Aubrey Dunn said his office is offering a grace period to the 25 Houston companies and subsidiaries with state leases.
The extension moves the Sept. 25 due date for royalties and interest on oil, gas and carbon dioxide extracted from leases on state trust lands to Oct. 25.
The Houston area experienced an unprecedented amount of rainfall from the landfall of the hurricane. Earlier this week, the National Weather Service even had to update its color charts to effectively map the amount of precipitation parts of Texas received.
According to news reports, the extensive flooding has now closed 15 refineries in Texas, representing 25 percent of the country’s refining capacity. That includes the largest U.S. refinery, which is based in Port Arthur, Texas and owned by the state oil company of Saudi Arabia. Leaks and accidents are occurring at the flooded refineries and petrochemical plants, as well.
Suspended production in the Houston area will affect the state’s general fund, Dunn said. His office also noted that about 40 percent of severance taxes collected by the New Mexico Taxation and Revenue Department comes from Houston-based companies.

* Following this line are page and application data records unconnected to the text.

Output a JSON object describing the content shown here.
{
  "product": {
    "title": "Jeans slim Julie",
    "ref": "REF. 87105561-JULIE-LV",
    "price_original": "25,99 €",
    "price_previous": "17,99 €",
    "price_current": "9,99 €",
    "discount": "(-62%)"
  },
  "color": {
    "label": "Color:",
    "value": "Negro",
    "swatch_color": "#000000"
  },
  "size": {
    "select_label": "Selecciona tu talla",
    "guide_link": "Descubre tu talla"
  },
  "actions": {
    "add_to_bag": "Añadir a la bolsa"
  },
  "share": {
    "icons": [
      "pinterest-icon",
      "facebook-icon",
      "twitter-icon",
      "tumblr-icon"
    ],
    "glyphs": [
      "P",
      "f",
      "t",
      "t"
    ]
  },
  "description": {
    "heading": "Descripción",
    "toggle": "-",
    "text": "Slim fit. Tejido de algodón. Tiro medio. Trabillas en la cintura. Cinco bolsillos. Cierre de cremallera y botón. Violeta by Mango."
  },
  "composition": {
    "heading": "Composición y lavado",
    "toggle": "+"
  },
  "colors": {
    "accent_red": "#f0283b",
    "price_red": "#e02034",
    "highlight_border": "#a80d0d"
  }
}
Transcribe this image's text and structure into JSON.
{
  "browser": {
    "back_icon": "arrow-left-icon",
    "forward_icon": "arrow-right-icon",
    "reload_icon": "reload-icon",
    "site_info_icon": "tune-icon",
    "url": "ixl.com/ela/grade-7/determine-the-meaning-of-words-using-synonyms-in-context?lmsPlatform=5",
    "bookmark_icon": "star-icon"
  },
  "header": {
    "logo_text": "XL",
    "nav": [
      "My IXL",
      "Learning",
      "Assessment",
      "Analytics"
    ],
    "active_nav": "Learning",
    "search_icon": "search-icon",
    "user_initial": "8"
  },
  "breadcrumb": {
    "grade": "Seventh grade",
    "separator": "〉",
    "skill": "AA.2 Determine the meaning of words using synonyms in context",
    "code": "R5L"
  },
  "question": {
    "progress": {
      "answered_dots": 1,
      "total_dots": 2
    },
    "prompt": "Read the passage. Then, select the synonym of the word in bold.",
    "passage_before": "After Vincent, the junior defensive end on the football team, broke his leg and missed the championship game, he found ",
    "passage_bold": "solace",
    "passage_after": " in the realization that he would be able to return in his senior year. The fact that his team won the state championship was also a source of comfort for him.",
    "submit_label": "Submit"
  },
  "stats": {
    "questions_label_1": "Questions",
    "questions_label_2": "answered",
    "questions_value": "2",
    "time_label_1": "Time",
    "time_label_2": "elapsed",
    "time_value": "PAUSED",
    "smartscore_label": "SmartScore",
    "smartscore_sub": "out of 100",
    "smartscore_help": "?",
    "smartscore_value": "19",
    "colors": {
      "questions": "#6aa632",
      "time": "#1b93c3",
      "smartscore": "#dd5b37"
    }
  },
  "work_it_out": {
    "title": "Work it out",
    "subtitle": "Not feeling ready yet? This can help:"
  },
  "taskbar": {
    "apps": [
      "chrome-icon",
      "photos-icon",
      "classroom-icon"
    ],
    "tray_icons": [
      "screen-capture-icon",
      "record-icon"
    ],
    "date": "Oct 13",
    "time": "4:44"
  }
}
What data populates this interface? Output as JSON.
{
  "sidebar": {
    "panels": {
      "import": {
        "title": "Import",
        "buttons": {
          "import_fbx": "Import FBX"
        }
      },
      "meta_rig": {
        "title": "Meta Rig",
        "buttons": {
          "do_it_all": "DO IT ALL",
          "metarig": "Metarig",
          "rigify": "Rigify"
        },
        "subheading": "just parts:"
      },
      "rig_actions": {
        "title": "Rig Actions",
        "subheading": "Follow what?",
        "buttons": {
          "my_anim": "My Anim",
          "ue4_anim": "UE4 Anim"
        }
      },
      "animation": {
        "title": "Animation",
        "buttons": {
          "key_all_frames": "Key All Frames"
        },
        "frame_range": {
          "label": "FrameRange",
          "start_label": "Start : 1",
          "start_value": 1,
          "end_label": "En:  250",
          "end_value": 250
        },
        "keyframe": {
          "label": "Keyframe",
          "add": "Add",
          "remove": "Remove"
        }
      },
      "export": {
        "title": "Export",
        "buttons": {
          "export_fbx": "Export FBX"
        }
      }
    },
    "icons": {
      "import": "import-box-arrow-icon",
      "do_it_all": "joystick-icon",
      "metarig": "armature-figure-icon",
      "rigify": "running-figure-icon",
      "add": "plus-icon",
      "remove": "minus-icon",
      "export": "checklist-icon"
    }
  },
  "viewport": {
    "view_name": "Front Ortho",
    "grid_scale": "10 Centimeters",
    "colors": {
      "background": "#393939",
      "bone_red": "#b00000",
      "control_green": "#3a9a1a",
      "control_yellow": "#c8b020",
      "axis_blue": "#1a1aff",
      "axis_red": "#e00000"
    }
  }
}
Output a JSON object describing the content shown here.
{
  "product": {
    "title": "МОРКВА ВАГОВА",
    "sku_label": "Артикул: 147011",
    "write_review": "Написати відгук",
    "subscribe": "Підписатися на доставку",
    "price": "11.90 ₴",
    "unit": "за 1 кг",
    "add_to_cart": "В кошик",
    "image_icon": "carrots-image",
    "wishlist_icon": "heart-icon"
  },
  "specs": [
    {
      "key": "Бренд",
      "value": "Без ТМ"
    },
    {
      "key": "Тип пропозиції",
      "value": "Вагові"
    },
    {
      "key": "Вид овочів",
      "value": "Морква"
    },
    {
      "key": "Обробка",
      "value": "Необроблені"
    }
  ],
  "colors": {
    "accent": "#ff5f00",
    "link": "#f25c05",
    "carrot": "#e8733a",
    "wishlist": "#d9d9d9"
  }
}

“Hurricane Harvey’s destruction is far-reaching and will cause substantial revenue volatility in New Mexico,” Dunn said in a press release. “By disrupting a key hub of the nation’s energy industry, Harvey will impact the revenues the State Land Office collects and distributes to the schools and institutions that count on us to pay their bills.”